An initial draft opinion leaked last month implying that the decision of abortion rights would return to the states. Governor Gavin Newsom has guaranteed Californians that access to abortions will remain legal in California.

This week, SCA 10 was introduced in the California Senate. If the bill passes, the right to abortion would be up to voters on the November 2022 ballot.

If approved by voters, the California Constitution would be amended to protect, "an individual's reproductive freedom in their most intimate decisions, which includes their fundamental right to choose to have an abortion."

"I think it's very important for states like CA to get the jump on it now. There's no time to wait," said Loralee Bergfall, an organizer with Women's March Fresno.

She says she's relieved to see California get ahead of the Supreme Court decision. Aside from concerns about abortion, she's worried overturning Roe v. Wade could call into question certain contraceptives and IVF.

"We are very aware that this is so much bigger than abortion and it's so much bigger than what's going on in our backyard," said Bergfall. "While one of us is not free, all of us are not free."

Bishop Joseph Brennan, head of the Catholic Diocese of Fresno, released a video message to parishioners last week saying that this U.S. Supreme Court opinion would save lives in other states but make matters worse in California.

"There's going to be change, alright. There is going to be more abortion," said Bishop Brennan. "The governor of California, the good Catholic that he is, claims to be, says that California will become a sanctuary state."

Jonathan Keller is president of California Family Council. He plans on attending hearings for the bill in Sacramento next week in hopes of convincing lawmakers the legislation needs to be more specific.

"Sadly, this constitutional amendment is so vague. It's so broad," said Keller. "It would essentially prohibit any common sense regulations or safety protocols to protect mothers and their unborn children."

California has a super majority in the legislature.

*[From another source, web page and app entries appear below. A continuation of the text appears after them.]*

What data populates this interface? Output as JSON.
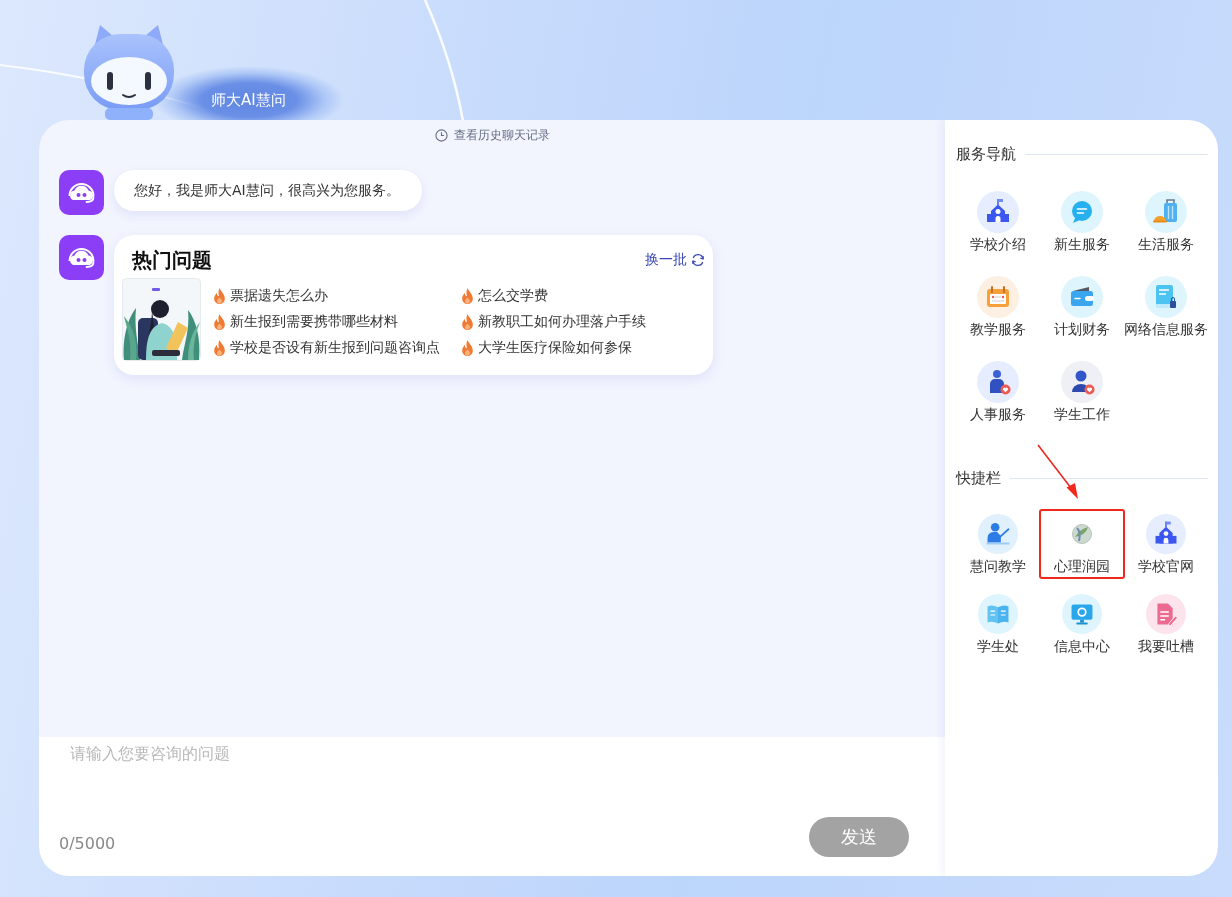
{
  "header": {
    "title": "师大AI慧问"
  },
  "chat": {
    "history_link": "查看历史聊天记录",
    "messages": [
      {
        "kind": "text",
        "text": "您好，我是师大AI慧问，很高兴为您服务。"
      },
      {
        "kind": "hot_questions",
        "title": "热门问题",
        "refresh": "换一批",
        "questions": [
          "票据遗失怎么办",
          "怎么交学费",
          "新生报到需要携带哪些材料",
          "新教职工如何办理落户手续",
          "学校是否设有新生报到问题咨询点",
          "大学生医疗保险如何参保"
        ]
      }
    ]
  },
  "composer": {
    "placeholder": "请输入您要咨询的问题",
    "counter": "0/5000",
    "send_button": {
      "label": "发送",
      "disabled": true
    }
  },
  "side_panel": {
    "sections": [
      {
        "title": "服务导航",
        "items": [
          {
            "label": "学校介绍"
          },
          {
            "label": "新生服务"
          },
          {
            "label": "生活服务"
          },
          {
            "label": "教学服务"
          },
          {
            "label": "计划财务"
          },
          {
            "label": "网络信息服务"
          },
          {
            "label": "人事服务"
          },
          {
            "label": "学生工作"
          }
        ]
      },
      {
        "title": "快捷栏",
        "items": [
          {
            "label": "慧问教学",
            "highlighted": false
          },
          {
            "label": "心理润园",
            "highlighted": true
          },
          {
            "label": "学校官网",
            "highlighted": false
          },
          {
            "label": "学生处",
            "highlighted": false
          },
          {
            "label": "信息中心",
            "highlighted": false
          },
          {
            "label": "我要吐槽",
            "highlighted": false
          }
        ]
      }
    ]
  }
}
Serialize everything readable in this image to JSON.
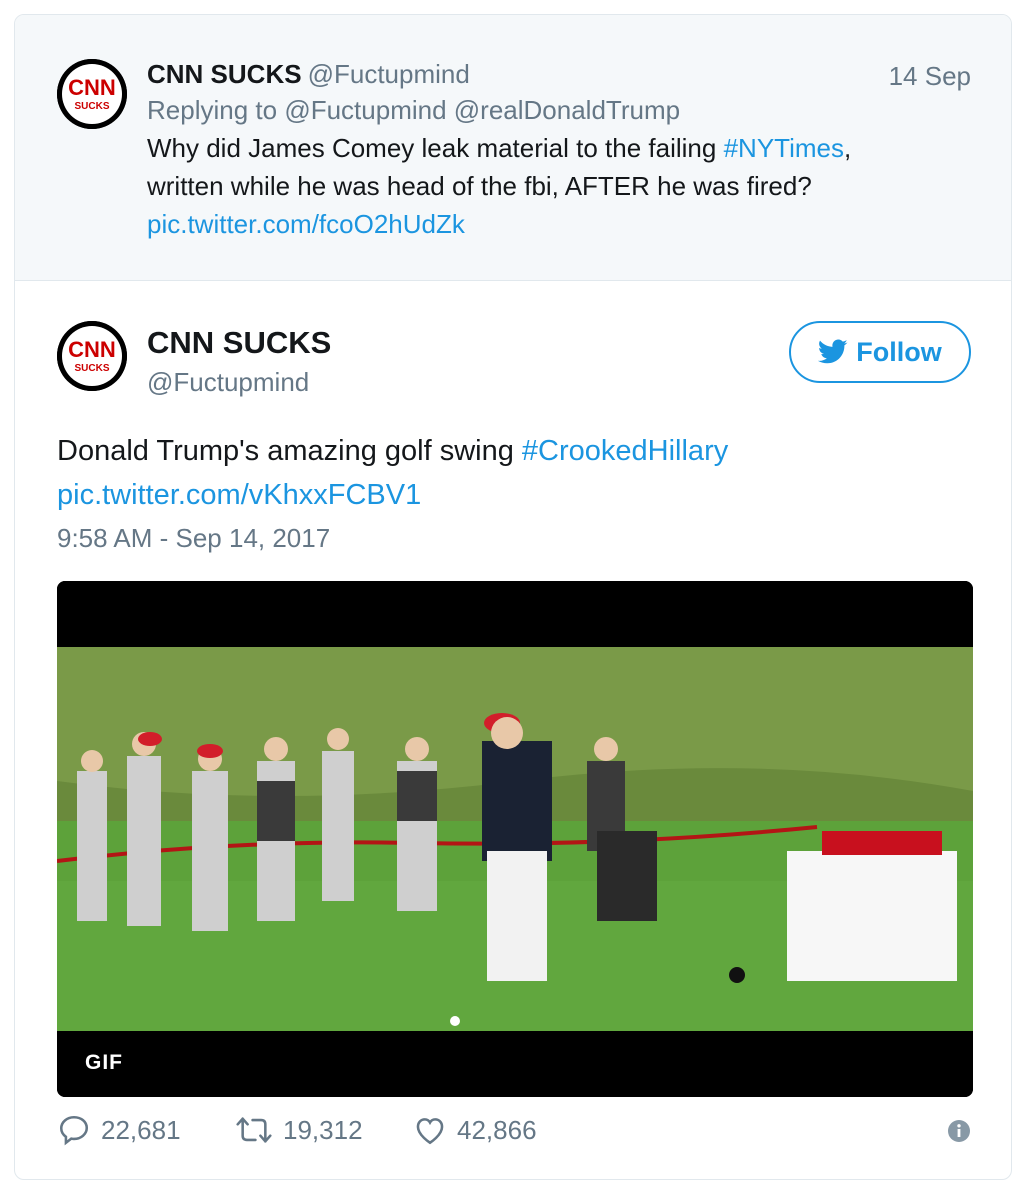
{
  "parent_tweet": {
    "display_name": "CNN SUCKS",
    "handle": "@Fuctupmind",
    "date": "14 Sep",
    "reply_prefix": "Replying to",
    "reply_to_1": "@Fuctupmind",
    "reply_to_2": "@realDonaldTrump",
    "text_1": "Why did James Comey leak material to the failing ",
    "hashtag": "#NYTimes",
    "text_2": ",",
    "text_3": "written while he was head of the fbi, AFTER he was fired?",
    "pic_link": "pic.twitter.com/fcoO2hUdZk"
  },
  "main_tweet": {
    "display_name": "CNN SUCKS",
    "handle": "@Fuctupmind",
    "follow_label": "Follow",
    "text": "Donald Trump's amazing golf swing ",
    "hashtag": "#CrookedHillary",
    "pic_link": "pic.twitter.com/vKhxxFCBV1",
    "timestamp": "9:58 AM - Sep 14, 2017",
    "media_badge": "GIF",
    "replies": "22,681",
    "retweets": "19,312",
    "likes": "42,866"
  },
  "avatar_text": {
    "top": "CNN",
    "bottom": "SUCKS"
  },
  "colors": {
    "link": "#1b95e0",
    "muted": "#657786",
    "parent_bg": "#f5f8fa",
    "grass": "#5da23a"
  }
}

This bill would not need Republican support to get onto the ballot this November.